The Keystone XL Pipeline has been the subject of many arguments, but last weekend on March 2, students from all over the US gathered in Washington D.C. to express their disapproval of the pipeline’s expansion.
A group of Syracuse University students from Divest SU and ESF were among those in the crowd, calling for action against the pipeline. Almost 400 people were arrested, according to an Occupy.com article, with more than 1,000 taking part in the protest.
“Decision makers in DC could turn off their TV sets, but they could not press mute on the protesters shouting for justice outside their buildings,” said Alexander Vélez Burgos, a sophomore philosophy and international relations major.
The Keystone XL pipeline, also known as the pipeline’s fourth phase, is an extension of an existing pipeline from Alberta, Canada to refineries in Nebraska, Illinois, and Texas. If approved, it will be transporting approximately 830,000 barrels of crude oil a day, according to a Feb. 4 Washington Post article.
Barack Obama rejected TransCanada’s permit to create the pipeline in Feb. 2012, because his officials did not have enough time to review the permit.
Jasmin Durán, a junior international relations major, expressed her frustration with not only the environmental impact the pipeline can have, but its affect on the surrounding communities as well.
“Instead of exacerbating our dependency on ‘dirty oil,’ there should be some efforts focusing on renewable sources of energy,” Durán said. “It’s time to stop exploiting our planet in the way that we have.”
And this is what Durán hoped to achieve when she protested her way up Pennsylvania Avenue to the White House. The most important success this protest achieved was gathering the youth together against an environmental issue and becoming “proactive forces and agents of change” in this society, she added.
Burgos, who participated in the protest for similar reasons, pointed out the importance of executing a person’s actions, instead of simply using words.
“I wanted to be part of the society that went to the streets saying, ‘Stop! Rethink what you are doing,’ instead of the docile part of society that kicks back in [their] room posting [on] Facebook whatever ‘trends’ they can criticize to get a couple of ‘likes,”’ Burgos said.
Supporters of the pipeline said it could create tens of thousands of jobs. However, the US Department of State’s report on the Keystone XL Project said it would actually create 1,950 jobs over a 2-year period, with only 50 permanent jobs once the construction is over.
“This pipeline won’t really impact the growth of the US economy in the way it is portrayed,” Burgos said.
The report adds a specific number to this ‘growth’ in the economy, accounting for 0.02 percent of the US’s gross domestic product. However, transporting 830,000 barrels of oil a day will cause an estimated 28 to 42 percent rise in greenhouse gas emissions. When comparing 0.02 percent and 28 to 42 percent, it is obvious the consequences outweigh the benefits.
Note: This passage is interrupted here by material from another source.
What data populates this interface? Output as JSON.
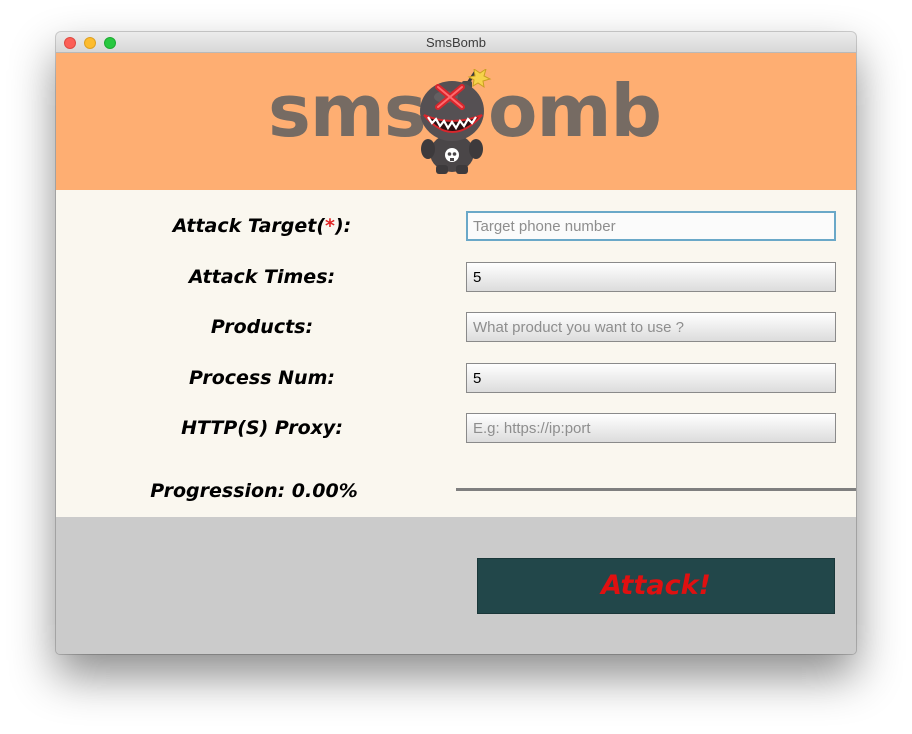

These consequences were obvious to Ella Mendonsa, a junior political science and policy studies major, who said there are many environmental movements around the US trying to improve the pollution and damages of big oil companies.
The pipeline also carries one of the worst forms of crude oil, said Mendonsa.
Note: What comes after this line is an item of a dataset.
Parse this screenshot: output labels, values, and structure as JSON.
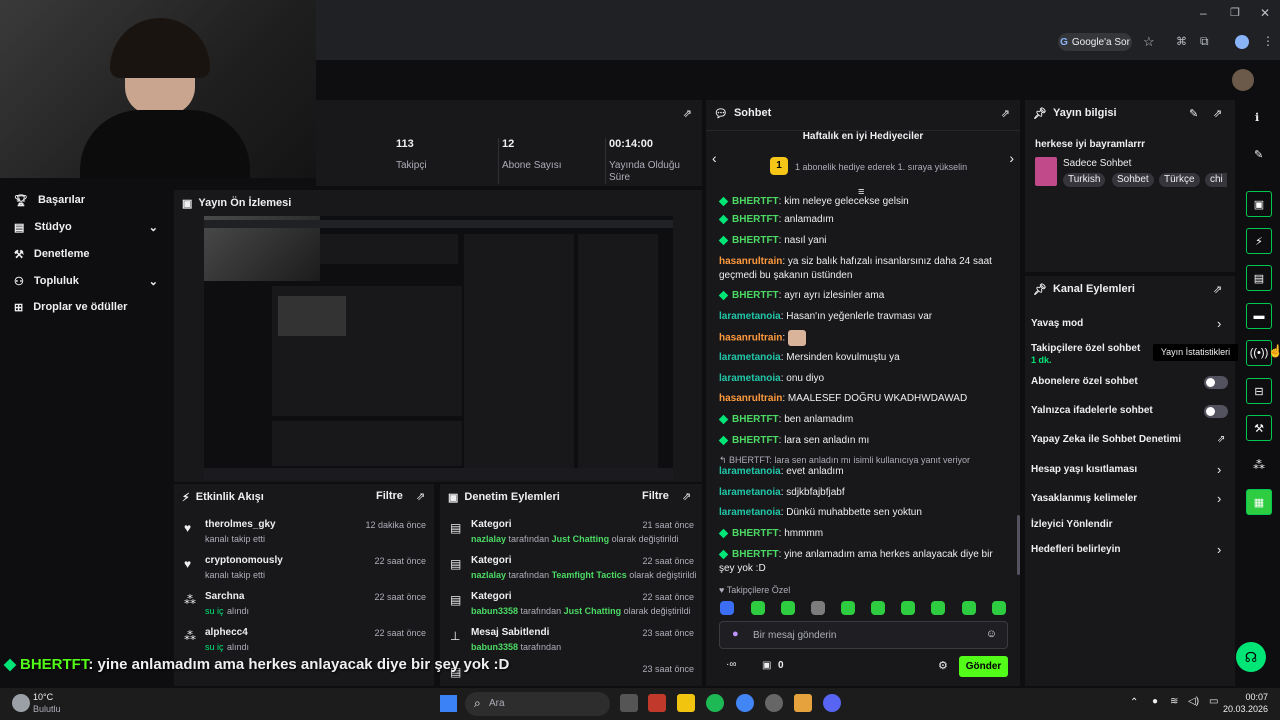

“The Keystone XL pipeline is one of the few fossil fuel projects being implemented on a national level that will cause new fresh damage and pollution on such a large scale,” she added.
After numerous people joined together and protested for what they believed in, Mendonsa thinks “Obama has taken note.”
“If no political action is reached,” she said, “then at the very least this protest has galvanized our generation into working together to achieve political action on climate change.”
This article was republished in The Syracuse Peace Council’s Peace Newsletter. Check it out here.